Yesterday, I preached a sermon on spiritual fulfilment. In that sermon, I talked about how the only way we can truly be fulfilled is by trusting Christ. No amount of money, clothes or gadgets will be able to fill the spiritual hole that exists in every human soul or act as a substitute for Jesus. As I said my final “Amen” at the end of the sermon and walked down from the pulpit and back to my stall, I felt God reminding me of this passage:
Mark 10:17-27 (NRSV)
17 As he was setting out on a journey, a man ran up and knelt before him, and asked him, “Good Teacher, what must I do to inherit eternal life?” 18 Jesus said to him, “Why do you call me good? No one is good but God alone. 19 You know the commandments: ‘You shall not murder; You shall not commit adultery; You shall not steal; You shall not bear false witness; You shall not defraud; Honor your father and mother.’” 20 He said to him, “Teacher, I have kept all these since my youth.” 21 Jesus, looking at him, loved him and said, “You lack one thing; go, sell what you own, and give the money to the poor, and you will have treasure in heaven; then come, follow me.” 22 When he heard this, he was shocked and went away grieving, for he had many possessions.
23 Then Jesus looked around and said to his disciples, “How hard it will be for those who have wealth to enter the kingdom of God!” 24 And the disciples were perplexed at these words. But Jesus said to them again, “Children, how hard it is to enter the kingdom of God! 25 It is easier for a camel to go through the eye of a needle than for someone who is rich to enter the kingdom of God.” 26 They were greatly astounded and said to one another, “Then who can be saved?” 27 Jesus looked at them and said, “For mortals it is impossible, but not for God; for God all things are possible.”
Do you see Jesus’ words in Mark 10:23 as a judgement, or as a call to ministry?
Yes, we must minister to the poor, yes God does have unmeasurable compassion towards those who go without. Yes, Jesus did minister to those who were on the margins, to those who were naked and hungry. Yes, Jesus is very concerned about injustice.
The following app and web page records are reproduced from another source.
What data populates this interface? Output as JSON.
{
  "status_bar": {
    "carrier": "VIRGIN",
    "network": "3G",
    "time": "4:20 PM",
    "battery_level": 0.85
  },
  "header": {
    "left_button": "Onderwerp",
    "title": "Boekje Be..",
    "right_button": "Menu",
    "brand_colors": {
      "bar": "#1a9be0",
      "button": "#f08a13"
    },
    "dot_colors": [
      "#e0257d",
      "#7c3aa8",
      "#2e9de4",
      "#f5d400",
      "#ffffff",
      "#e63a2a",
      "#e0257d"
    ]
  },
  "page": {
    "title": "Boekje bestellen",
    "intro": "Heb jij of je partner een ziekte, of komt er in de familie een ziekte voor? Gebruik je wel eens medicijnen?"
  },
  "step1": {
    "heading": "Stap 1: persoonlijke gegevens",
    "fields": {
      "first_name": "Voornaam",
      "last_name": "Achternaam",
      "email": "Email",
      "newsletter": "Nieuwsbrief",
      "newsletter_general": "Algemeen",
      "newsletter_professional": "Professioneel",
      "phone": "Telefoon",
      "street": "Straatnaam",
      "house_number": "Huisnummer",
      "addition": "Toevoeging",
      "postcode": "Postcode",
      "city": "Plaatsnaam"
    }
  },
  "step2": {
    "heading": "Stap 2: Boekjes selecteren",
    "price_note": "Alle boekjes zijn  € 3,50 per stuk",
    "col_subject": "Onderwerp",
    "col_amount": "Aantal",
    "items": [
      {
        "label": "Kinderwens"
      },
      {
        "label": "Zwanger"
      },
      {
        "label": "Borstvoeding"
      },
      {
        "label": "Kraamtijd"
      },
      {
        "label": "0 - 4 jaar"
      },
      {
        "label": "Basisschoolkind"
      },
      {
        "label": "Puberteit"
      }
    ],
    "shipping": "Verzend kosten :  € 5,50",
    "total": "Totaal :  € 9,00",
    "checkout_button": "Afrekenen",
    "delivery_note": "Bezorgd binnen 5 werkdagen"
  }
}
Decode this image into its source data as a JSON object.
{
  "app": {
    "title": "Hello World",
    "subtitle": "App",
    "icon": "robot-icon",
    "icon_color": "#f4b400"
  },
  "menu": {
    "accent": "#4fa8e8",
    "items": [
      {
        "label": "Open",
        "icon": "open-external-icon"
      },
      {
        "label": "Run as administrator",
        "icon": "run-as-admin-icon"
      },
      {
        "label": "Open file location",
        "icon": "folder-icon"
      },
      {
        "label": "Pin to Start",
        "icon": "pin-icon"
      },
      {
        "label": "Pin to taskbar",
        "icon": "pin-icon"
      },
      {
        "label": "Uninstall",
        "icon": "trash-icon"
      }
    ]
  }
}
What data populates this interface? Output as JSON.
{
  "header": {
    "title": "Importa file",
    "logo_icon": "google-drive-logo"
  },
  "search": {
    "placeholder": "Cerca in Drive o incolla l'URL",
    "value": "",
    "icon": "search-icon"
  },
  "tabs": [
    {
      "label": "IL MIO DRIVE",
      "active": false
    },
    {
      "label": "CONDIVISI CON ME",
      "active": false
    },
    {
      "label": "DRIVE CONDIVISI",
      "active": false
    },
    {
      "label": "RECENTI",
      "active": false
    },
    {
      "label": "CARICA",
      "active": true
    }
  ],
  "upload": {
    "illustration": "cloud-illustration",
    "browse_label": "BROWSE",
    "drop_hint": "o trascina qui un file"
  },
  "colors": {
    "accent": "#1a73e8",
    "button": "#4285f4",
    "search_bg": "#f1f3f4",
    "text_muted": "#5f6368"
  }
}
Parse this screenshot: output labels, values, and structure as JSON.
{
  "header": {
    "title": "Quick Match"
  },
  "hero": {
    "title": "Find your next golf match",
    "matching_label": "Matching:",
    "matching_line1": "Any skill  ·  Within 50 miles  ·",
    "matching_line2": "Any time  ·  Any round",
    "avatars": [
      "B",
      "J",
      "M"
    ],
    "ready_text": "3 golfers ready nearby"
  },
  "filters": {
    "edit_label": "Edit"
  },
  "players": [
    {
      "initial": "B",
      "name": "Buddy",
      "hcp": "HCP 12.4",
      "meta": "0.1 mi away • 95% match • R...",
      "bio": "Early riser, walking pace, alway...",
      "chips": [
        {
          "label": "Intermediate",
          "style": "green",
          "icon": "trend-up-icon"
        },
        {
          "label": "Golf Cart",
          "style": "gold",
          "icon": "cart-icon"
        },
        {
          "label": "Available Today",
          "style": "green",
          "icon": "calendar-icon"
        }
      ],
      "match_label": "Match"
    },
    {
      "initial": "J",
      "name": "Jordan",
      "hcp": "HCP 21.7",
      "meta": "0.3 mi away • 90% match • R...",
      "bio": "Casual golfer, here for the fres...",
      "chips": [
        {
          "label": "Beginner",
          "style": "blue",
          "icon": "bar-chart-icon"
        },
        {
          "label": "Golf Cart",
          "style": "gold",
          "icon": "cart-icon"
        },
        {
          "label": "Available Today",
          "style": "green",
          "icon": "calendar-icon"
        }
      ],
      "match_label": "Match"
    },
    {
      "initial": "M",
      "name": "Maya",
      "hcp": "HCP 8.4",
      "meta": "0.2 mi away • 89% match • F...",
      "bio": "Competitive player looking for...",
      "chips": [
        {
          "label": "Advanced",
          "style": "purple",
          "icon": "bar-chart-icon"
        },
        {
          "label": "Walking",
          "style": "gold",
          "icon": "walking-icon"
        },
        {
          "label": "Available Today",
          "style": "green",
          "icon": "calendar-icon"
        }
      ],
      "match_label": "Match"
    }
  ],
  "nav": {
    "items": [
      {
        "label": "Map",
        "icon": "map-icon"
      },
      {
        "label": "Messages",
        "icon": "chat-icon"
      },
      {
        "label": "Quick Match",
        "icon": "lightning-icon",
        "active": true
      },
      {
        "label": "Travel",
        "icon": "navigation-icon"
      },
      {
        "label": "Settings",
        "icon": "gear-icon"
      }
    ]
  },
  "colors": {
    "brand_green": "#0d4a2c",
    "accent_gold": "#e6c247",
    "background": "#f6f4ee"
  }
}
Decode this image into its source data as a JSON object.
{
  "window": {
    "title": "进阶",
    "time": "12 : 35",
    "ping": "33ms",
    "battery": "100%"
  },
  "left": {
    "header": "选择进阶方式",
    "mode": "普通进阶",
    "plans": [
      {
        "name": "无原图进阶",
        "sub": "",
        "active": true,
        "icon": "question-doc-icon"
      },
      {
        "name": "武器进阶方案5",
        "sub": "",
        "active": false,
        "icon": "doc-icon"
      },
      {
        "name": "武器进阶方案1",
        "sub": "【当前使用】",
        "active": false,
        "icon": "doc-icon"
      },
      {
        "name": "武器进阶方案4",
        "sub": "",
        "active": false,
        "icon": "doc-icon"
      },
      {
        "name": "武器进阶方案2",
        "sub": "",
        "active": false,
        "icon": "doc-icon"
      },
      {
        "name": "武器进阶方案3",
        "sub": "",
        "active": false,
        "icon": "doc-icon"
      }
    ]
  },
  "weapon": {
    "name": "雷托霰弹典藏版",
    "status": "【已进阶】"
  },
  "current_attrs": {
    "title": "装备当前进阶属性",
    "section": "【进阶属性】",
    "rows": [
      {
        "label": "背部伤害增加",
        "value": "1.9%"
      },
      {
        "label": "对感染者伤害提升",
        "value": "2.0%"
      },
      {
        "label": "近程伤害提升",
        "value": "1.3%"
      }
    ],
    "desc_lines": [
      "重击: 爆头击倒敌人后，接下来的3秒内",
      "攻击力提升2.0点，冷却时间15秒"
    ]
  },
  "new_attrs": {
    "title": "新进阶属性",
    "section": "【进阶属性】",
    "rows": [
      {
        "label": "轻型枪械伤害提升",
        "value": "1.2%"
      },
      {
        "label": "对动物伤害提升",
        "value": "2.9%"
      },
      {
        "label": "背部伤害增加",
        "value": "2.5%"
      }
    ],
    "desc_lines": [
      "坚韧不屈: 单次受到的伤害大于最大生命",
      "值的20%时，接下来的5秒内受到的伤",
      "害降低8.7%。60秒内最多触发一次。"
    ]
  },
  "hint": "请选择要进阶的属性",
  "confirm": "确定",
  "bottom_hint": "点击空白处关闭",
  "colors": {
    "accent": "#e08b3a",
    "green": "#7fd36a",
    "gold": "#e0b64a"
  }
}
YES, we must be concerned about fighting for those who are suffering the injustices of society because they are living in poverty.
Yet it is clear to my mind that Jesus was equally concerned about the rich. It is one of those sermon cliches that “Jesus talked more about money than he did about heaven and hell combined”. What does that say about Jesus’ concern for the rich? What would have happened to Zacchaeus if he had not had that famous encounter with Christ?
I understand that for the majority of us Christians, our concern for the poor has only good intentions behind it. But in focussing on a single category of people is to not see the wood for the trees. It’s time for us to properly realign with the whole of Jesus’ teaching. Speaking as someone who has worked with the poor, who is a trustee of a charity that works with the poor, I completely get why there is so much emphasis on working with those who need to see a breakthrough of the Kingdom of God in their lives… but don’t the rich need that too?
[bctt tweet=”‘The Kingdom’ is people committed to Christ. Wealth and poverty have nothing to do with it.”]